• [Activity]: Give back the data below exactly, with every line kept the same.

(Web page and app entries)
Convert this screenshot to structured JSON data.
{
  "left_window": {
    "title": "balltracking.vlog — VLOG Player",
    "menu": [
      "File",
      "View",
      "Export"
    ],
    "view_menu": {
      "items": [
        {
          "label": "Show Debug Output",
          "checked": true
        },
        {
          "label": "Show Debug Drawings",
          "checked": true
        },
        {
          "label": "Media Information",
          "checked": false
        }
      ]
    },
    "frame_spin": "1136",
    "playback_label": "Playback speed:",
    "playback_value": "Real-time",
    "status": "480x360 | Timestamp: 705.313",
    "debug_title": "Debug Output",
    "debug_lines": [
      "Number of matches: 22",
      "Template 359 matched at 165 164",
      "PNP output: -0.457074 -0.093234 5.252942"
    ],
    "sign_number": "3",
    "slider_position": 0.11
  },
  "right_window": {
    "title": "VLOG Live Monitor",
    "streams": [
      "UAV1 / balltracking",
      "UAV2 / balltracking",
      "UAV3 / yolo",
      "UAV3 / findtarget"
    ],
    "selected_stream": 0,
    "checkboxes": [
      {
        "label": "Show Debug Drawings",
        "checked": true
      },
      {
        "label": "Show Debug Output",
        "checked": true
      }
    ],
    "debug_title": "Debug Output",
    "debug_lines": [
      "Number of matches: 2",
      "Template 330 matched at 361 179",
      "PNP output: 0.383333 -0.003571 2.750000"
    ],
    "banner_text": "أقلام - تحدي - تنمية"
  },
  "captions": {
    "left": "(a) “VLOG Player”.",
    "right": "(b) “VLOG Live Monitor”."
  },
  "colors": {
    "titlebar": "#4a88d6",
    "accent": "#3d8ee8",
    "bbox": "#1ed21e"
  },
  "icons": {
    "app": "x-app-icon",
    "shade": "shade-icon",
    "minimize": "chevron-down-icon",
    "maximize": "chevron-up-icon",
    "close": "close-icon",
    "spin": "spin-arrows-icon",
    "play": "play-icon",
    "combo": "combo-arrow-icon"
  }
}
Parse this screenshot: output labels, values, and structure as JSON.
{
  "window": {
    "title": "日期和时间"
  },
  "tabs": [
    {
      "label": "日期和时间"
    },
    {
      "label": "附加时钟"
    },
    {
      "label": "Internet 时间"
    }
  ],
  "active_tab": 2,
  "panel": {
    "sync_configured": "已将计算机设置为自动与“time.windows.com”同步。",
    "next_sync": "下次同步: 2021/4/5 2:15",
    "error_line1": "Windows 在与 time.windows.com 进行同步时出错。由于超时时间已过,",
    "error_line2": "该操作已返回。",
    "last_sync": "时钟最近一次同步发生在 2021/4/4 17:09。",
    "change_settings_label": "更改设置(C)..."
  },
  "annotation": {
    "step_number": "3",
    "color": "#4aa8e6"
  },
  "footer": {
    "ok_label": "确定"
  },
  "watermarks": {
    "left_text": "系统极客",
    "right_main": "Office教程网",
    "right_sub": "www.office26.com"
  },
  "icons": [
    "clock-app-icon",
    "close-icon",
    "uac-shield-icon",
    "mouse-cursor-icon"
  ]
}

• [Exercise output]:
Convert this screenshot to structured JSON data.
{
  "left_window": {
    "title": "balltracking.vlog — VLOG Player",
    "menu": [
      "File",
      "View",
      "Export"
    ],
    "view_menu": {
      "items": [
        {
          "label": "Show Debug Output",
          "checked": true
        },
        {
          "label": "Show Debug Drawings",
          "checked": true
        },
        {
          "label": "Media Information",
          "checked": false
        }
      ]
    },
    "frame_spin": "1136",
    "playback_label": "Playback speed:",
    "playback_value": "Real-time",
    "status": "480x360 | Timestamp: 705.313",
    "debug_title": "Debug Output",
    "debug_lines": [
      "Number of matches: 22",
      "Template 359 matched at 165 164",
      "PNP output: -0.457074 -0.093234 5.252942"
    ],
    "sign_number": "3",
    "slider_position": 0.11
  },
  "right_window": {
    "title": "VLOG Live Monitor",
    "streams": [
      "UAV1 / balltracking",
      "UAV2 / balltracking",
      "UAV3 / yolo",
      "UAV3 / findtarget"
    ],
    "selected_stream": 0,
    "checkboxes": [
      {
        "label": "Show Debug Drawings",
        "checked": true
      },
      {
        "label": "Show Debug Output",
        "checked": true
      }
    ],
    "debug_title": "Debug Output",
    "debug_lines": [
      "Number of matches: 2",
      "Template 330 matched at 361 179",
      "PNP output: 0.383333 -0.003571 2.750000"
    ],
    "banner_text": "أقلام - تحدي - تنمية"
  },
  "captions": {
    "left": "(a) “VLOG Player”.",
    "right": "(b) “VLOG Live Monitor”."
  },
  "colors": {
    "titlebar": "#4a88d6",
    "accent": "#3d8ee8",
    "bbox": "#1ed21e"
  },
  "icons": {
    "app": "x-app-icon",
    "shade": "shade-icon",
    "minimize": "chevron-down-icon",
    "maximize": "chevron-up-icon",
    "close": "close-icon",
    "spin": "spin-arrows-icon",
    "play": "play-icon",
    "combo": "combo-arrow-icon"
  }
}
Parse this screenshot: output labels, values, and structure as JSON.
{
  "window": {
    "title": "日期和时间"
  },
  "tabs": [
    {
      "label": "日期和时间"
    },
    {
      "label": "附加时钟"
    },
    {
      "label": "Internet 时间"
    }
  ],
  "active_tab": 2,
  "panel": {
    "sync_configured": "已将计算机设置为自动与“time.windows.com”同步。",
    "next_sync": "下次同步: 2021/4/5 2:15",
    "error_line1": "Windows 在与 time.windows.com 进行同步时出错。由于超时时间已过,",
    "error_line2": "该操作已返回。",
    "last_sync": "时钟最近一次同步发生在 2021/4/4 17:09。",
    "change_settings_label": "更改设置(C)..."
  },
  "annotation": {
    "step_number": "3",
    "color": "#4aa8e6"
  },
  "footer": {
    "ok_label": "确定"
  },
  "watermarks": {
    "left_text": "系统极客",
    "right_main": "Office教程网",
    "right_sub": "www.office26.com"
  },
  "icons": [
    "clock-app-icon",
    "close-icon",
    "uac-shield-icon",
    "mouse-cursor-icon"
  ]
}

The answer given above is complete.